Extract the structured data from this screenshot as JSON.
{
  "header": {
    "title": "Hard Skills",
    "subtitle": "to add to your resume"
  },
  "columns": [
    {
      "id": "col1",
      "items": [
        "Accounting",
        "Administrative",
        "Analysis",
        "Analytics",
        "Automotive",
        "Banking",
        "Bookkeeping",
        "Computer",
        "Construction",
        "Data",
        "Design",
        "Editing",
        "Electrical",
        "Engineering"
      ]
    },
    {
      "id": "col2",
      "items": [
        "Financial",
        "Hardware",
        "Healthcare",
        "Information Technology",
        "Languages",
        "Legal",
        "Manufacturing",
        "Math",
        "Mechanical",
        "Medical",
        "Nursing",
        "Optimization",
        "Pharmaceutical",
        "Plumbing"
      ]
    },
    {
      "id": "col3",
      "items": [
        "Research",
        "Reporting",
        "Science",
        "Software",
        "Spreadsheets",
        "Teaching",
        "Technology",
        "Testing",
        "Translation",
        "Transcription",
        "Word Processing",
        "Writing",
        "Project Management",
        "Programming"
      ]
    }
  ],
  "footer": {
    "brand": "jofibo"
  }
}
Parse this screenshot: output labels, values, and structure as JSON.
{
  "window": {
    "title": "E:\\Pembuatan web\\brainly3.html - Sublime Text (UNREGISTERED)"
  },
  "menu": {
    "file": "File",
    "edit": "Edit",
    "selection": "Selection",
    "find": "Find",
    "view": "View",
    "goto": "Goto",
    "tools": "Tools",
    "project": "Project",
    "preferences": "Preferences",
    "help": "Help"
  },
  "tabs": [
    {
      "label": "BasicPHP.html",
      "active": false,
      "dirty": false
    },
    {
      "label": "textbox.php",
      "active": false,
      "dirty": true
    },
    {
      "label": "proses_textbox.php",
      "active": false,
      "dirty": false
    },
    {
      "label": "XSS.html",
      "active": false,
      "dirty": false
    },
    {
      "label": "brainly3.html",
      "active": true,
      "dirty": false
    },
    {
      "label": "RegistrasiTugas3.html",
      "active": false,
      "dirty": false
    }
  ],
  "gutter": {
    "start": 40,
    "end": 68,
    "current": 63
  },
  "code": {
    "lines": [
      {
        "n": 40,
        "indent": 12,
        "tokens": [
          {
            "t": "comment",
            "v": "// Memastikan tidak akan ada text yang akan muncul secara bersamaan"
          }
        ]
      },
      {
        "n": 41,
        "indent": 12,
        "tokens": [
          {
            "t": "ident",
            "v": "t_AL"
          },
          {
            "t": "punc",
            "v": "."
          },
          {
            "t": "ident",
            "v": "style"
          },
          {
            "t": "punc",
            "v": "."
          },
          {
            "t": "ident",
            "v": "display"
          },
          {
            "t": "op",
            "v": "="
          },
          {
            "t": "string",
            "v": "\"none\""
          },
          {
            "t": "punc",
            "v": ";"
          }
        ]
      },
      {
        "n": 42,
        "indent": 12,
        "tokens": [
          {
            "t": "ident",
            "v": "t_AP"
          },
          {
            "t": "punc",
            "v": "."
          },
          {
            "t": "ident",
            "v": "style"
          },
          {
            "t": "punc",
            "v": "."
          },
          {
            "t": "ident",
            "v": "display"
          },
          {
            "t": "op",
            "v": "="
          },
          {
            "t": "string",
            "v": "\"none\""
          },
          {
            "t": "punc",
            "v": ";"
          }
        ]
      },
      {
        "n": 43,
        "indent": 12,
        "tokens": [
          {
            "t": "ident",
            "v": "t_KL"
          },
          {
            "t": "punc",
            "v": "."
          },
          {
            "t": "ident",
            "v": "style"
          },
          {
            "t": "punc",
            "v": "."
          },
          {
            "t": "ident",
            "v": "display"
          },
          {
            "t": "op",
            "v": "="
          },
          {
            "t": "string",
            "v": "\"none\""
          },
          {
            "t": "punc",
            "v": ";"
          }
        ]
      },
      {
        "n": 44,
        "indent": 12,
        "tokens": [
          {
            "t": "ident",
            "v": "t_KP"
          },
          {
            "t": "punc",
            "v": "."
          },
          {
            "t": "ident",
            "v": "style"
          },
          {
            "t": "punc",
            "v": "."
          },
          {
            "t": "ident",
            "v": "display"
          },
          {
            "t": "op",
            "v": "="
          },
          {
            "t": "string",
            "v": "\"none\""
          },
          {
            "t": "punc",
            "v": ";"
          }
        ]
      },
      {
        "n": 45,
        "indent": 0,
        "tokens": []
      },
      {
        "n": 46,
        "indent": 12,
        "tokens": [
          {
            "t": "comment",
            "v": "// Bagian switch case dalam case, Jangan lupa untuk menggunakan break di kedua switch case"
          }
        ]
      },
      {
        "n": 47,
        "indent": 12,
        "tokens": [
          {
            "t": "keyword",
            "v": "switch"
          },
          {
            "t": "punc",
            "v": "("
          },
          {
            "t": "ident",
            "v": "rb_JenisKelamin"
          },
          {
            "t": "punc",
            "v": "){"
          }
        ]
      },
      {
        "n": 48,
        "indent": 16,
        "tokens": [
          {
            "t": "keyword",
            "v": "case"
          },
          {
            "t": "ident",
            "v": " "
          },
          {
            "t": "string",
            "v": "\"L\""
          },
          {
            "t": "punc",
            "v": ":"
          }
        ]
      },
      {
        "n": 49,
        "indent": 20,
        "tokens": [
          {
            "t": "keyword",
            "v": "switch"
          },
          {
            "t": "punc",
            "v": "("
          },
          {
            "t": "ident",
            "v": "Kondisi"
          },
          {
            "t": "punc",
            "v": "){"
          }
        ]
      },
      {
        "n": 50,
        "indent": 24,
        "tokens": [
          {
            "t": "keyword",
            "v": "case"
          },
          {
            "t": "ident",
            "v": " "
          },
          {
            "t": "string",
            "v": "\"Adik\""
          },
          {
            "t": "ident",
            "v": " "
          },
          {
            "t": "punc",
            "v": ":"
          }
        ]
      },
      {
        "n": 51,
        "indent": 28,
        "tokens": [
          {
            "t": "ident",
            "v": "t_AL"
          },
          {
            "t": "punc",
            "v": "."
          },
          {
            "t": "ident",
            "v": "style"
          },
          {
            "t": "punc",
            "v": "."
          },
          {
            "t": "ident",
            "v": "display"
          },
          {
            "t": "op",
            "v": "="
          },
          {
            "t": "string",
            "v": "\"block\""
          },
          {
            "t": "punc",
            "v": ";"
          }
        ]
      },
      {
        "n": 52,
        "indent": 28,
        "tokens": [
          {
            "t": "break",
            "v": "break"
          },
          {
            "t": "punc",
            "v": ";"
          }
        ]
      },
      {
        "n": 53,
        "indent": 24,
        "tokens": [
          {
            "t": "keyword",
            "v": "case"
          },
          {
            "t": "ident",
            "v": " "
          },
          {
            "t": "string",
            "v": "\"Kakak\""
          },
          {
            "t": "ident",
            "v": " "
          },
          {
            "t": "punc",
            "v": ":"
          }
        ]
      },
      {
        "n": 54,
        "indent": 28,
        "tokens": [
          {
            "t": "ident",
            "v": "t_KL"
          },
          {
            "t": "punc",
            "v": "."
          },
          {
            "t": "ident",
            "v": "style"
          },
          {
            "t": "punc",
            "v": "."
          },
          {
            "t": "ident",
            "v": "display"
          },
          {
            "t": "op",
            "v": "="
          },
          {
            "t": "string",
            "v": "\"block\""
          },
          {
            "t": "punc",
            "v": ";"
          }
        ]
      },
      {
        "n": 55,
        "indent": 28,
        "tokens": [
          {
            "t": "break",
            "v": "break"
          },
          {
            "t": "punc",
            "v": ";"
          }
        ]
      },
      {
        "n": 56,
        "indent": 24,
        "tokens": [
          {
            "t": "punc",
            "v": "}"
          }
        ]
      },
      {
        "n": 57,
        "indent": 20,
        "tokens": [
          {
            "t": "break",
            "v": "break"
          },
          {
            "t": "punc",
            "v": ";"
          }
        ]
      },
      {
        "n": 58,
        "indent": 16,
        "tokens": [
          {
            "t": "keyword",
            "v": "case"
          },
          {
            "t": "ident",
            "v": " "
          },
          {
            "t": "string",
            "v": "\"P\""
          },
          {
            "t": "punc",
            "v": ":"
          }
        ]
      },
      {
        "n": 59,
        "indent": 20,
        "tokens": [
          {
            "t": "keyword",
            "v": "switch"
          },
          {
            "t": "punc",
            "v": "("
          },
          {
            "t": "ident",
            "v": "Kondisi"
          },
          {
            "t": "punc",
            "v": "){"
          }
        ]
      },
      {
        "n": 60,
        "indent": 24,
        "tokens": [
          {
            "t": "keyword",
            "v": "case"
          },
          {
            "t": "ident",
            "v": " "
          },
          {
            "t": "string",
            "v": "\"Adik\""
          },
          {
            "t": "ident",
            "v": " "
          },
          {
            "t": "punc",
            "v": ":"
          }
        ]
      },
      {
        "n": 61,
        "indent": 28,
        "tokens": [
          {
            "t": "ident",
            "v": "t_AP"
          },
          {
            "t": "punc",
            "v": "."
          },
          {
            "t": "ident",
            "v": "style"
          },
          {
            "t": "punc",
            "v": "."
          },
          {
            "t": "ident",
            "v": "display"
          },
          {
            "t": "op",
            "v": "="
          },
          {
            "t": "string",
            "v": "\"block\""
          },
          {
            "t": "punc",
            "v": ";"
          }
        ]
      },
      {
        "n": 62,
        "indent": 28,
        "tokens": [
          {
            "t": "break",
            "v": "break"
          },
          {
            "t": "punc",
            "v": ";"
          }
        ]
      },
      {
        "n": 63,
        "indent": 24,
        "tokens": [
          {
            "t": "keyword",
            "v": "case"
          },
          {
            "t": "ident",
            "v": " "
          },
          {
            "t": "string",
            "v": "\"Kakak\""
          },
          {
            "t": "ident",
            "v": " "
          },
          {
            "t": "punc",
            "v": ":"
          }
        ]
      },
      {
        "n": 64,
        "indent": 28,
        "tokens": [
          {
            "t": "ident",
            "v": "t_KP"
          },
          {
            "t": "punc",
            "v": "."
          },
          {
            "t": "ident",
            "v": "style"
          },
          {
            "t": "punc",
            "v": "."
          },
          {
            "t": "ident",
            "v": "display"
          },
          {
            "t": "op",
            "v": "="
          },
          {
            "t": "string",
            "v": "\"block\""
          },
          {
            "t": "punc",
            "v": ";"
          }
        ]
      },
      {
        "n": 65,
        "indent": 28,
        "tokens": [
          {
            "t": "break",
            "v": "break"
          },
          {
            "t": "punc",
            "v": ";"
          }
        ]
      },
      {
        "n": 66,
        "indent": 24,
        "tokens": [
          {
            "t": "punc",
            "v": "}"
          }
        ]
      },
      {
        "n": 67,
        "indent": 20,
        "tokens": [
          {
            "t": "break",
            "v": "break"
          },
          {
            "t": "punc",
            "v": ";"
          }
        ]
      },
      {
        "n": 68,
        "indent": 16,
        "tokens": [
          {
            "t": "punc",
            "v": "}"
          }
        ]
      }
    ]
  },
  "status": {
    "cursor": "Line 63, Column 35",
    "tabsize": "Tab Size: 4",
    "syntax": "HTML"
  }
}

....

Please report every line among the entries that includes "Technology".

        "Information Technology",
        "Technology",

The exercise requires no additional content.